Back in 2007, Nemertes Research predicted a “broadband access” gap that would begin affecting Internet connectivity by the year 2012.
Specifically, we noted that although core routing, switching and transmission capacity in the Internet were growing exponentially, access capacity (including both wired and wireless) was growing merely linearly — meaning that the edges weren’t keeping up with the core. More importantly, Internet traffic was also growing exponentially — meaning that bottlenecks would soon begin to occur at the edges.
Turns out our predictions were spot-on — just a little too conservative.
Fast-forward to 2010, and AT&T’s recent announcement that it’s plowing $2 billion into network capacity, primarily to handle wireless applications running on iPhones and the newly released iPad. Meantime, Verizon has reportedly sped up its planned rollout of Long Term Evolution (LTE) to try and stay abreast of capacity issues.And things are going to get a whole lot worse before they get better. Several trends are converging that will bring the wireless Internet capacity gap front and centre to the attention of network managers. These include:
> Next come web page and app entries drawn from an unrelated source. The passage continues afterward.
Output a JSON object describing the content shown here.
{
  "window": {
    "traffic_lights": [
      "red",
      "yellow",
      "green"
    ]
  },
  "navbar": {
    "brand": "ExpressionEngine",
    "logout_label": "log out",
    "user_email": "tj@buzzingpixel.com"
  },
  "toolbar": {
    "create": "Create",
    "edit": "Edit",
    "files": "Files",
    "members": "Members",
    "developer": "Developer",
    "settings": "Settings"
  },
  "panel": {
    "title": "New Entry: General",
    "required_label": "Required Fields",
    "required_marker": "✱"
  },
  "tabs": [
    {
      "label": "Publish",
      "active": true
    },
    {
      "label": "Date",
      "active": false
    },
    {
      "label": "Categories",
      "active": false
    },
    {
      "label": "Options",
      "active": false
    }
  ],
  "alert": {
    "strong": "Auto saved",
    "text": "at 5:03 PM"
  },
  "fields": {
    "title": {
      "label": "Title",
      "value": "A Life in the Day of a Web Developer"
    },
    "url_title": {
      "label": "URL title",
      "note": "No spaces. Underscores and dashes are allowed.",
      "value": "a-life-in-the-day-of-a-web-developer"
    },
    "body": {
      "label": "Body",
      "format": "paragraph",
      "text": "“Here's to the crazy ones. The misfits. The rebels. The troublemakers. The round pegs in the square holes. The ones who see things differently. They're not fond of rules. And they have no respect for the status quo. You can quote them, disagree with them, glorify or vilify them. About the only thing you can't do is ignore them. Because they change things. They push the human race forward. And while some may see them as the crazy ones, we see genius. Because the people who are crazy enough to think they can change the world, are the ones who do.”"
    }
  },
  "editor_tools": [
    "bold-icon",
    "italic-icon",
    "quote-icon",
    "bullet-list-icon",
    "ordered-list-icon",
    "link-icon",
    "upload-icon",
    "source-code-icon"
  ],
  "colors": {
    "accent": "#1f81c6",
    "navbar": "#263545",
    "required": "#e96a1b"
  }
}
* Device convergence. The distinction between a wireless PC and a smartphone continues to blur, with devices increasingly serving both as computers and communicators. This, in turn, shifts traffic that might have previously traversed a wireline network onto the wireless network.
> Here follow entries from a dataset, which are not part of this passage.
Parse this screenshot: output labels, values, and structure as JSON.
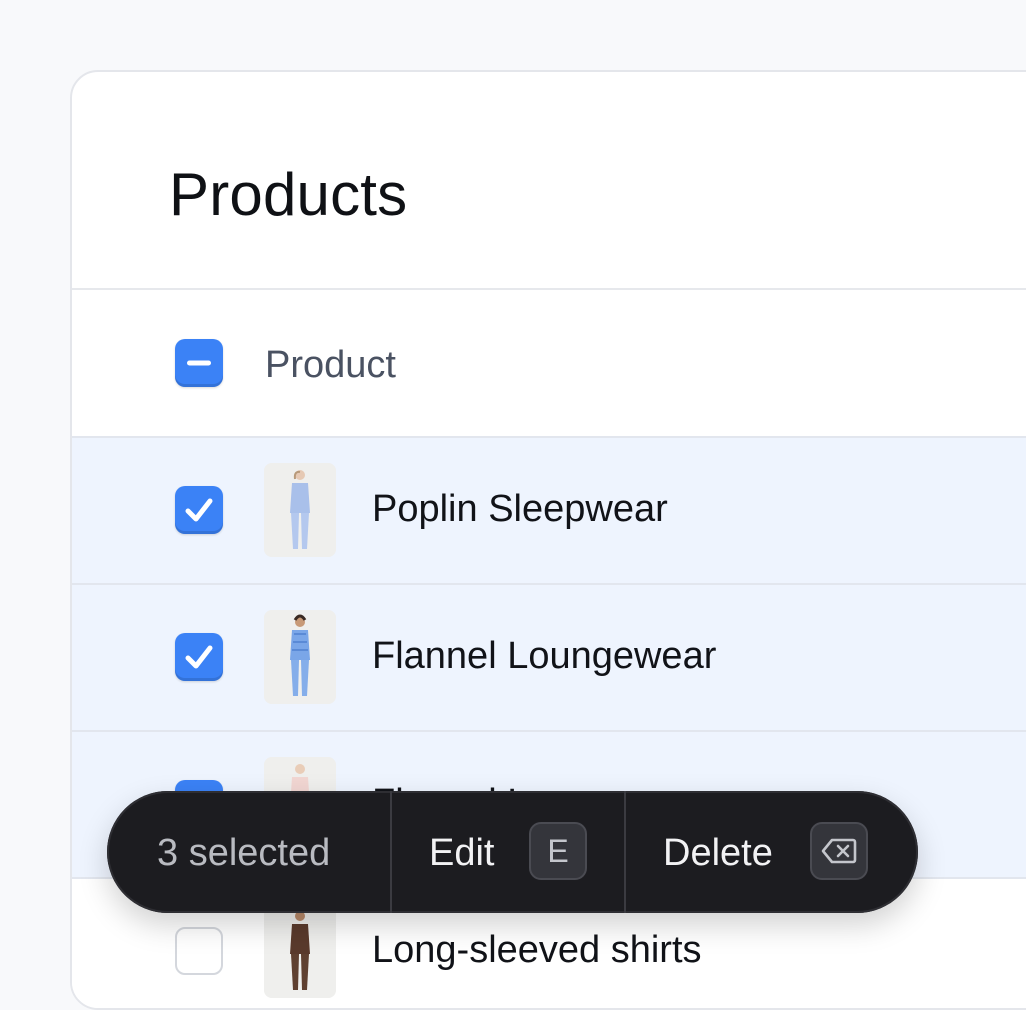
{
  "page": {
    "title": "Products"
  },
  "table": {
    "header": {
      "label": "Product",
      "checkbox_state": "indeterminate"
    },
    "rows": [
      {
        "label": "Poplin Sleepwear",
        "selected": true
      },
      {
        "label": "Flannel Loungewear",
        "selected": true
      },
      {
        "label": "Flannel Loungewear",
        "selected": true
      },
      {
        "label": "Long-sleeved shirts",
        "selected": false
      }
    ]
  },
  "toolbar": {
    "count_label": "3 selected",
    "edit_label": "Edit",
    "edit_shortcut": "E",
    "delete_label": "Delete",
    "delete_shortcut_icon": "backspace-icon"
  },
  "colors": {
    "accent": "#3b82f6",
    "selected_row_bg": "#eef4fe",
    "toolbar_bg": "#1c1c20"
  }
}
* Cloud computing. Increasingly, companies are looking at putting some or all of their computing resources in the cloud, increasing Internet traffic substantially. Combine this trend with device convergence (above) and the stage is set for an increase of cloud-based applications across wireless networks.
* Desktop virtualization. Although I’m not predicting as sharp an increase in desktop virtualization as server virtualization (for one thing, the cost savings aren’t nearly as clear), companies are increasingly looking into desktop virtualization as a way to maintain control over corporate data. And once again, device convergence means desktop virtualization is increasingly driving traffic across wireless networks.
* Videoconferencing. Last year, we predicted (and saw) a dramatic uptick in the use of videoconferencing, both high-end telepresence suites and low-end desktop video. As companies adjust to a virtual workforce this trend will continue — with users seeking to videoconference from wireless devices.
* Virtual workers. Applications such as social networking, unified communications and other collaborative technologies can unify far-flung workforces. As these folks increasingly move to wireless devices, these applications will increase demand on wireless networks.
The bottom line? These scenarios and applications will increase demand for Internet capacity — and wireless Internet capacity in particular. That means network managers will need to pay close attention to the current and future data capacity of wireless service providers. It will be a key differentiator in years to come.